→ **TASK DETAILS**:
Please tally the lines in the material below that contain the word "grid", and give the count only.
▼
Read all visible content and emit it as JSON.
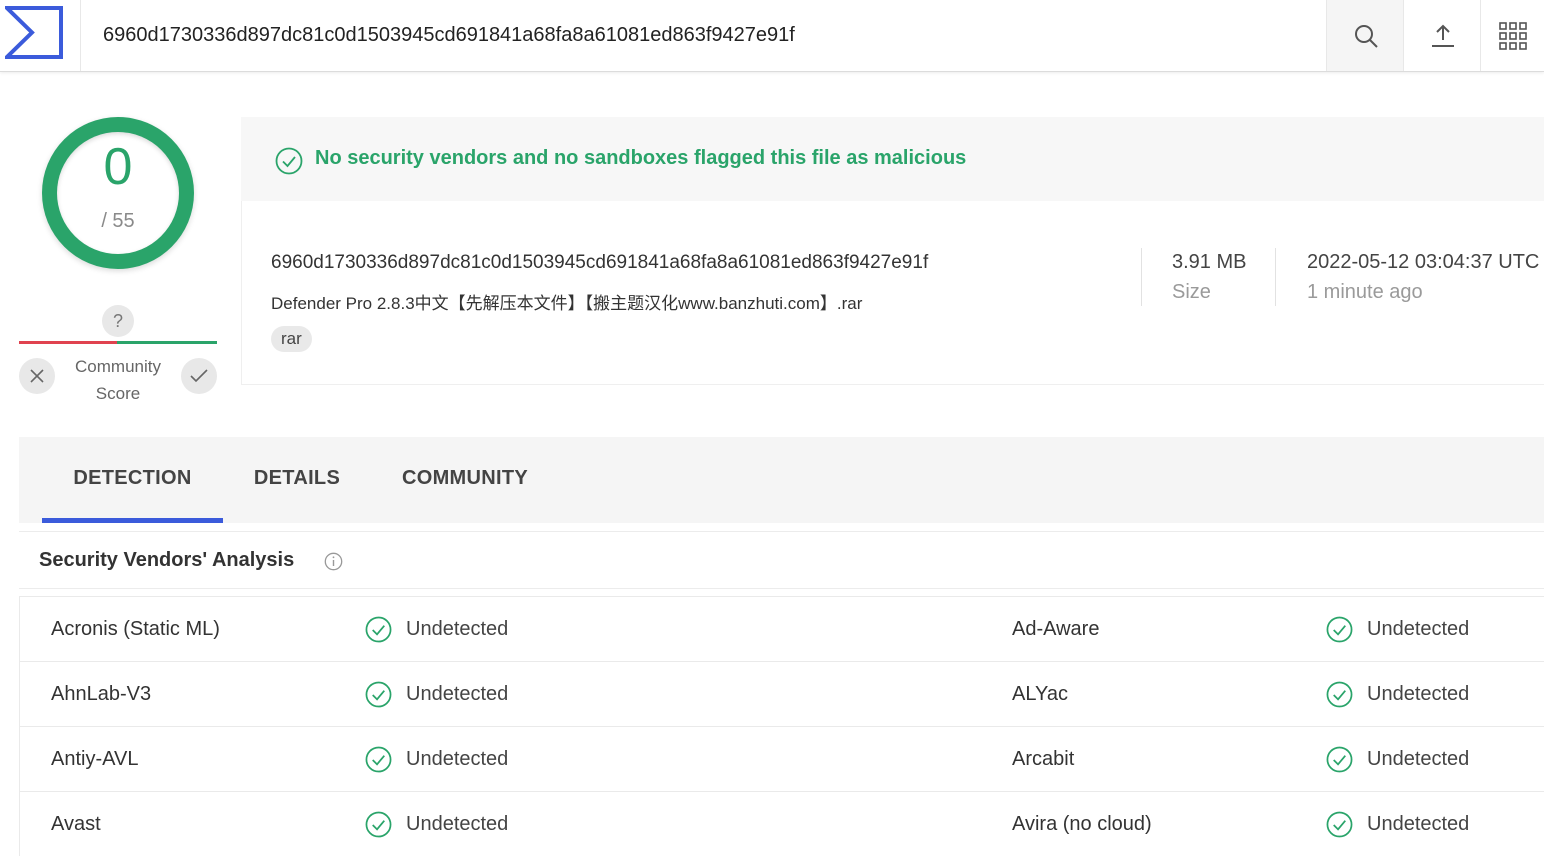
{
  "search": {
    "value": "6960d1730336d897dc81c0d1503945cd691841a68fa8a61081ed863f9427e91f"
  },
  "score": {
    "detections": "0",
    "total": "/ 55"
  },
  "community": {
    "question": "?",
    "label": "Community Score"
  },
  "banner": {
    "message": "No security vendors and no sandboxes flagged this file as malicious"
  },
  "file": {
    "hash": "6960d1730336d897dc81c0d1503945cd691841a68fa8a61081ed863f9427e91f",
    "name": "Defender Pro 2.8.3中文【先解压本文件】【搬主题汉化www.banzhuti.com】.rar",
    "tag": "rar",
    "size_value": "3.91 MB",
    "size_label": "Size",
    "date_value": "2022-05-12 03:04:37 UTC",
    "date_label": "1 minute ago"
  },
  "tabs": [
    {
      "label": "DETECTION",
      "active": true
    },
    {
      "label": "DETAILS",
      "active": false
    },
    {
      "label": "COMMUNITY",
      "active": false
    }
  ],
  "section": {
    "title": "Security Vendors' Analysis"
  },
  "vendors": [
    {
      "left": "Acronis (Static ML)",
      "left_status": "Undetected",
      "right": "Ad-Aware",
      "right_status": "Undetected"
    },
    {
      "left": "AhnLab-V3",
      "left_status": "Undetected",
      "right": "ALYac",
      "right_status": "Undetected"
    },
    {
      "left": "Antiy-AVL",
      "left_status": "Undetected",
      "right": "Arcabit",
      "right_status": "Undetected"
    },
    {
      "left": "Avast",
      "left_status": "Undetected",
      "right": "Avira (no cloud)",
      "right_status": "Undetected"
    }
  ],
  "colors": {
    "accent": "#3b5bdb",
    "clean": "#2aa46a",
    "malicious": "#e0424f"
  },
  "icons": [
    "logo-icon",
    "search-icon",
    "upload-icon",
    "apps-grid-icon",
    "check-circle-icon",
    "close-icon",
    "check-icon",
    "info-icon"
  ]
}
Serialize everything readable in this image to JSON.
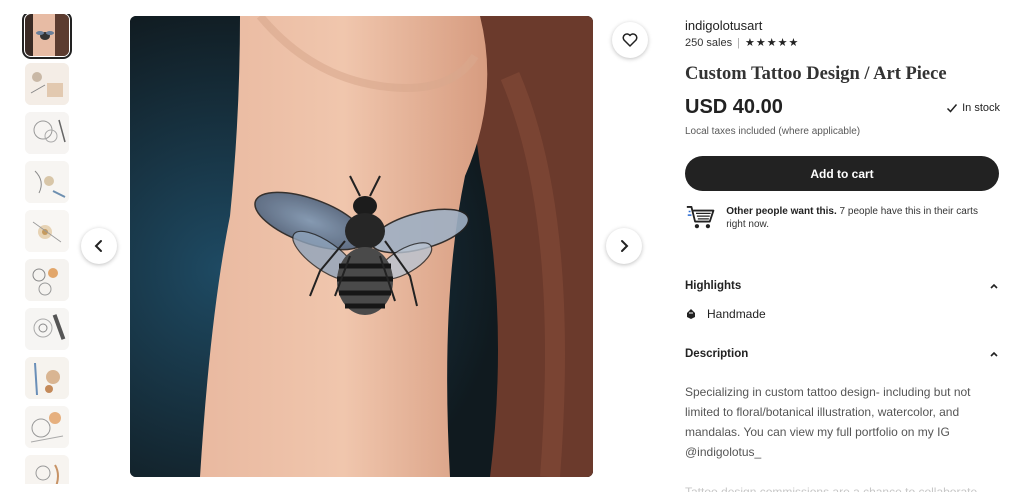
{
  "gallery": {
    "thumbnails": [
      {
        "name": "thumb-bee-tattoo",
        "active": true
      },
      {
        "name": "thumb-sketch-1"
      },
      {
        "name": "thumb-sketch-2"
      },
      {
        "name": "thumb-sketch-3"
      },
      {
        "name": "thumb-sketch-4"
      },
      {
        "name": "thumb-sketch-5"
      },
      {
        "name": "thumb-sketch-6"
      },
      {
        "name": "thumb-sketch-7"
      },
      {
        "name": "thumb-sketch-8"
      },
      {
        "name": "thumb-sketch-9"
      }
    ],
    "prev_icon": "chevron-left-icon",
    "next_icon": "chevron-right-icon",
    "favorite_icon": "heart-icon"
  },
  "shop": {
    "name": "indigolotusart",
    "sales": "250 sales",
    "separator": "|",
    "rating_stars": 5
  },
  "listing": {
    "title": "Custom Tattoo Design / Art Piece",
    "price": "USD 40.00",
    "stock": "In stock",
    "taxes": "Local taxes included (where applicable)",
    "add_to_cart": "Add to cart"
  },
  "demand": {
    "bold": "Other people want this.",
    "text": " 7 people have this in their carts right now."
  },
  "highlights": {
    "heading": "Highlights",
    "items": [
      "Handmade"
    ]
  },
  "description": {
    "heading": "Description",
    "body": "Specializing in custom tattoo design- including but not limited to floral/botanical illustration, watercolor, and mandalas. You can view my full portfolio on my IG @indigolotus_",
    "faded": "Tattoo design commissions are a chance to collaborate"
  },
  "colors": {
    "primary": "#222222",
    "muted": "#595959"
  }
}
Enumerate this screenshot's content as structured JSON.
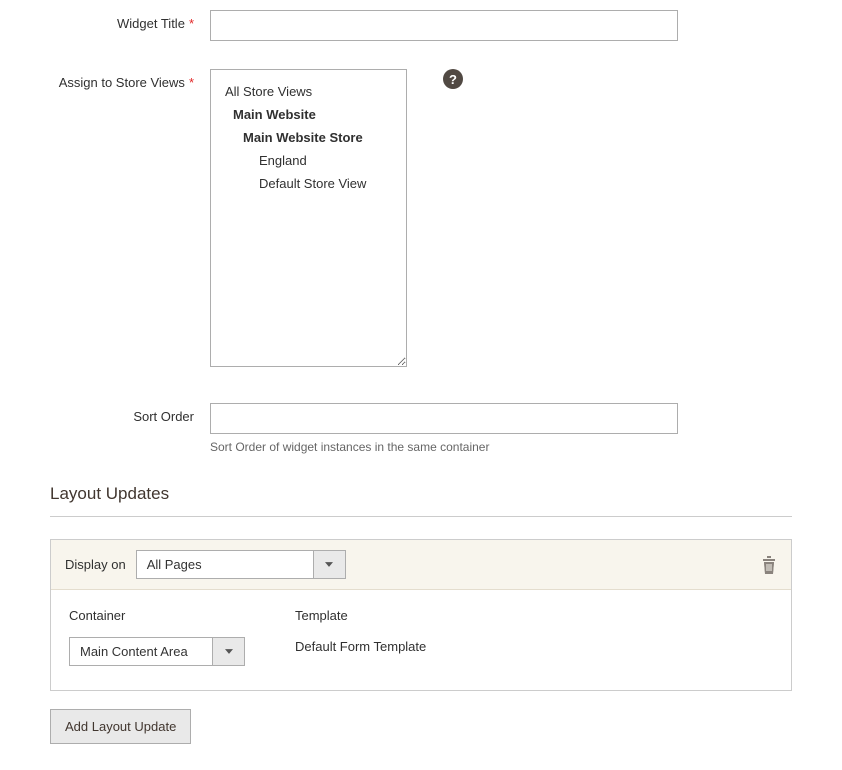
{
  "form": {
    "widget_title": {
      "label": "Widget Title",
      "value": ""
    },
    "store_views": {
      "label": "Assign to Store Views",
      "options": {
        "all": "All Store Views",
        "website": "Main Website",
        "store_group": "Main Website Store",
        "view1": "England",
        "view2": "Default Store View"
      }
    },
    "sort_order": {
      "label": "Sort Order",
      "value": "",
      "help": "Sort Order of widget instances in the same container"
    }
  },
  "layout": {
    "section_title": "Layout Updates",
    "display_on": {
      "label": "Display on",
      "value": "All Pages"
    },
    "container": {
      "label": "Container",
      "value": "Main Content Area"
    },
    "template": {
      "label": "Template",
      "value": "Default Form Template"
    },
    "add_button": "Add Layout Update"
  },
  "help_icon": "?"
}
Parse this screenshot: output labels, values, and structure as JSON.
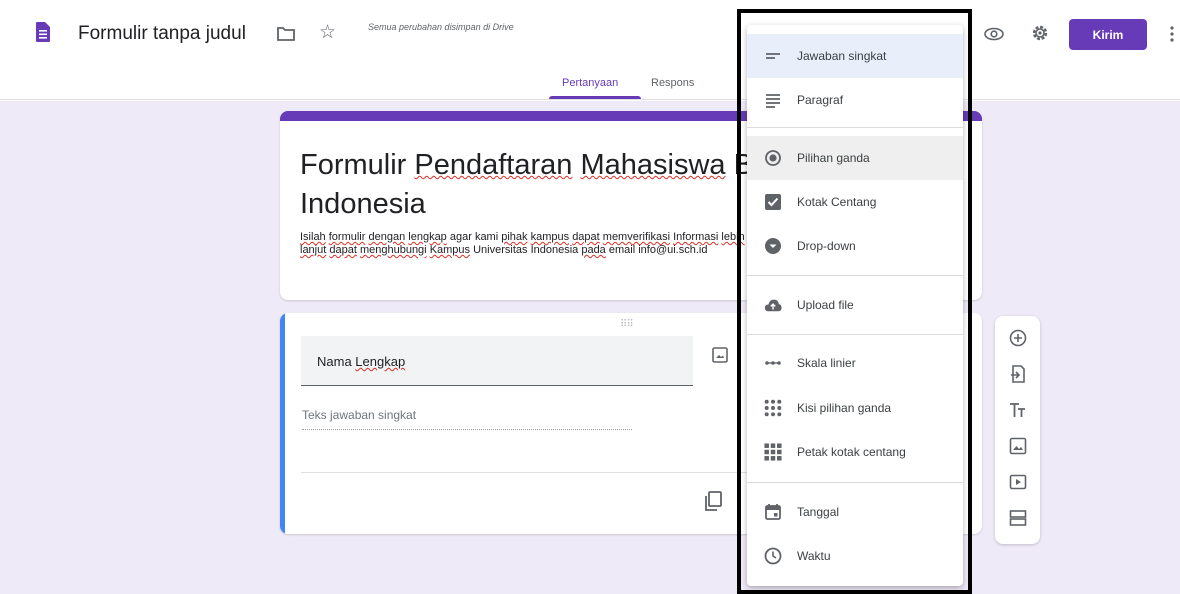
{
  "header": {
    "form_title": "Formulir tanpa judul",
    "save_status": "Semua perubahan disimpan di Drive",
    "send_label": "Kirim",
    "tabs": [
      {
        "label": "Pertanyaan",
        "active": true
      },
      {
        "label": "Respons",
        "active": false
      }
    ]
  },
  "title_card": {
    "title_part1": "Formulir ",
    "title_part2": "Pendaftaran",
    "title_part3": " ",
    "title_part4": "Mahasiswa",
    "title_part5": " B",
    "title_line2": "Indonesia",
    "description": [
      {
        "t": "Isilah",
        "sq": true
      },
      {
        "t": " ",
        "sq": false
      },
      {
        "t": "formulir",
        "sq": true
      },
      {
        "t": " ",
        "sq": false
      },
      {
        "t": "dengan",
        "sq": true
      },
      {
        "t": " ",
        "sq": false
      },
      {
        "t": "lengkap",
        "sq": true
      },
      {
        "t": " agar kami ",
        "sq": false
      },
      {
        "t": "pihak",
        "sq": true
      },
      {
        "t": " ",
        "sq": false
      },
      {
        "t": "kampus",
        "sq": true
      },
      {
        "t": " ",
        "sq": false
      },
      {
        "t": "dapat",
        "sq": true
      },
      {
        "t": " ",
        "sq": false
      },
      {
        "t": "memverifikasi",
        "sq": true
      },
      {
        "t": " ",
        "sq": false
      },
      {
        "t": "Informasi",
        "sq": true
      },
      {
        "t": " ",
        "sq": false
      },
      {
        "t": "lebih",
        "sq": true
      },
      {
        "t": " ",
        "sq": false
      },
      {
        "t": "lanjut",
        "sq": true
      },
      {
        "t": " ",
        "sq": false
      },
      {
        "t": "dapat",
        "sq": true
      },
      {
        "t": " ",
        "sq": false
      },
      {
        "t": "menghubungi",
        "sq": true
      },
      {
        "t": " ",
        "sq": false
      },
      {
        "t": "Kampus",
        "sq": true
      },
      {
        "t": " Universitas Indonesia ",
        "sq": false
      },
      {
        "t": "pada",
        "sq": true
      },
      {
        "t": " email info@ui.sch.id",
        "sq": false
      }
    ]
  },
  "question_card": {
    "title_prefix": "Nama ",
    "title_word": "Lengkap",
    "answer_placeholder": "Teks jawaban singkat"
  },
  "menu": {
    "items": [
      {
        "label": "Jawaban singkat",
        "icon": "short-answer-icon"
      },
      {
        "label": "Paragraf",
        "icon": "paragraph-icon"
      },
      {
        "label": "Pilihan ganda",
        "icon": "radio-icon"
      },
      {
        "label": "Kotak Centang",
        "icon": "checkbox-icon"
      },
      {
        "label": "Drop-down",
        "icon": "dropdown-icon"
      },
      {
        "label": "Upload file",
        "icon": "cloud-upload-icon"
      },
      {
        "label": "Skala linier",
        "icon": "linear-scale-icon"
      },
      {
        "label": "Kisi pilihan ganda",
        "icon": "grid-dots-icon"
      },
      {
        "label": "Petak kotak centang",
        "icon": "grid-squares-icon"
      },
      {
        "label": "Tanggal",
        "icon": "calendar-icon"
      },
      {
        "label": "Waktu",
        "icon": "clock-icon"
      }
    ]
  },
  "side_toolbar": {
    "icons": [
      "add-question-icon",
      "import-question-icon",
      "title-text-icon",
      "image-icon",
      "video-icon",
      "section-icon"
    ]
  },
  "colors": {
    "accent": "#673ab7",
    "question_bar": "#4285f4",
    "canvas": "#efeaf7"
  }
}
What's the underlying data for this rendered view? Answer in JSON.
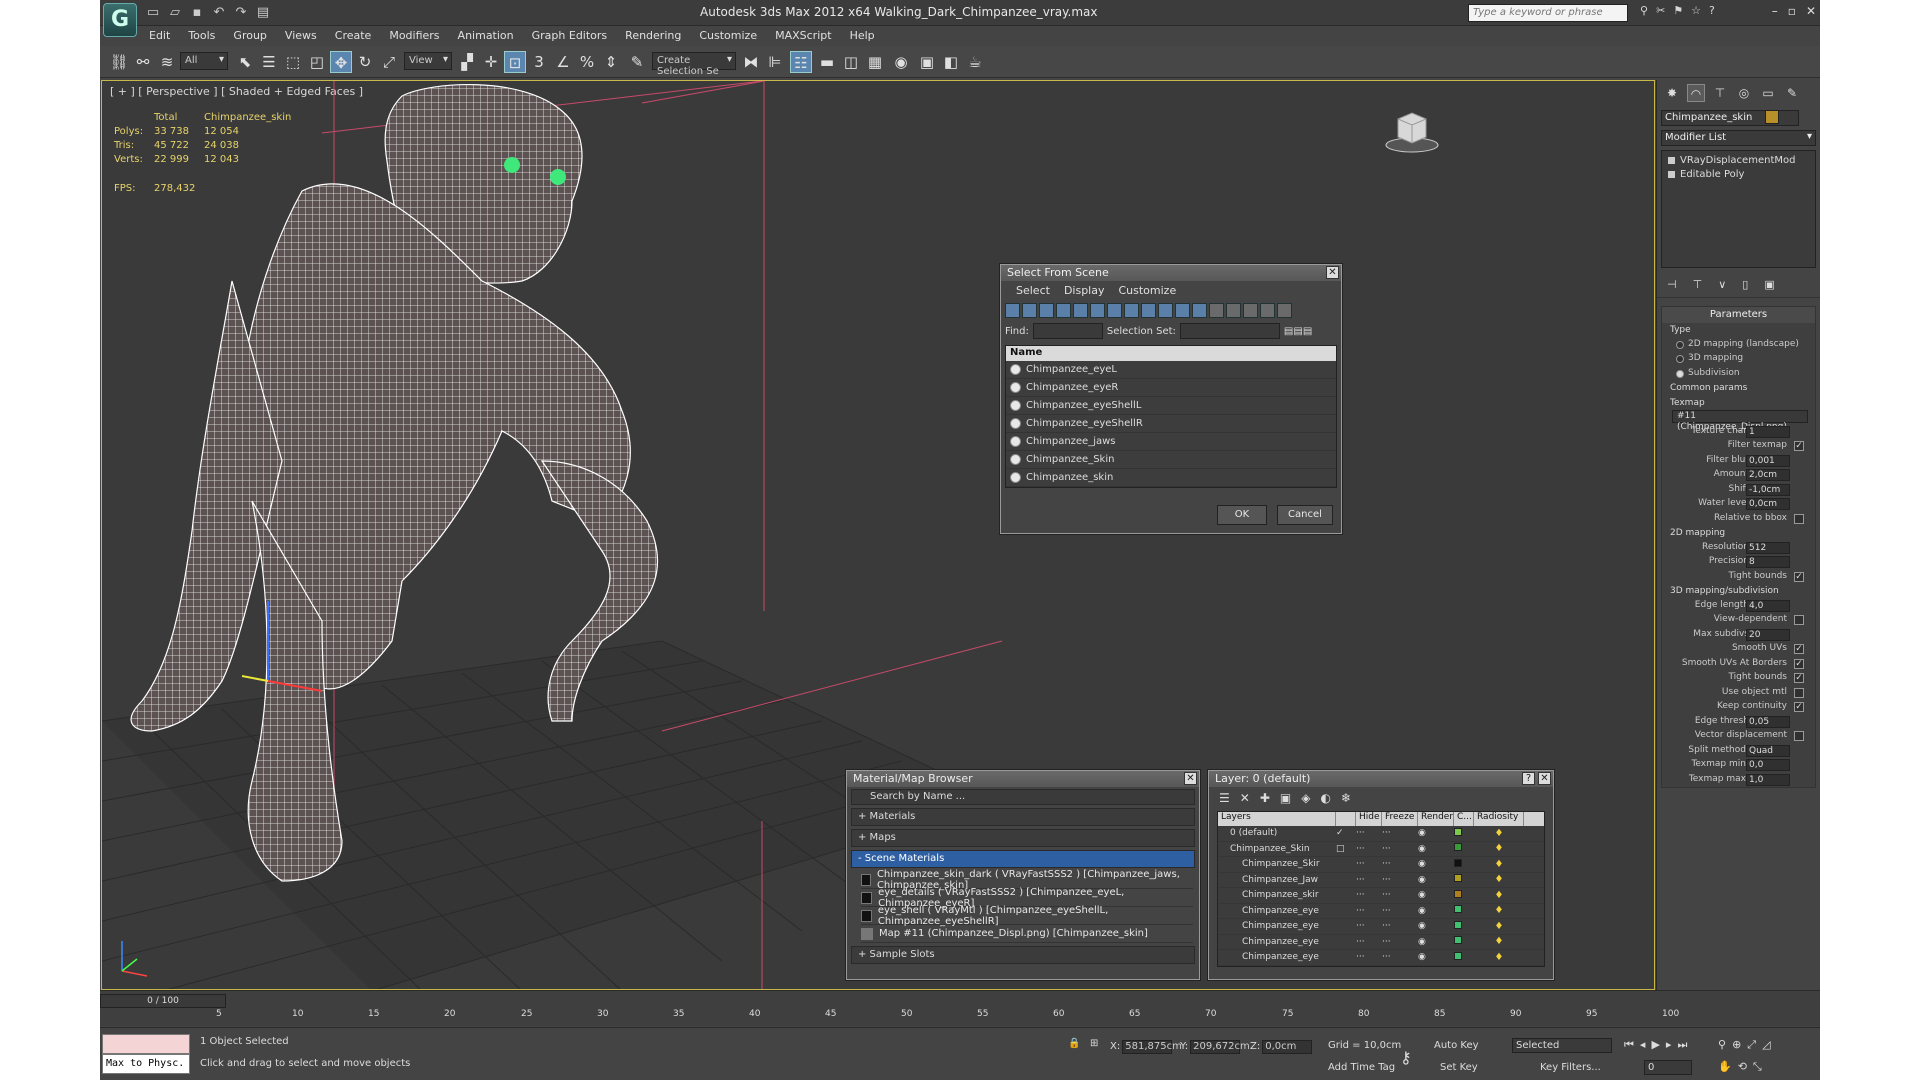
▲
→ **RESPONSE AREA**:
3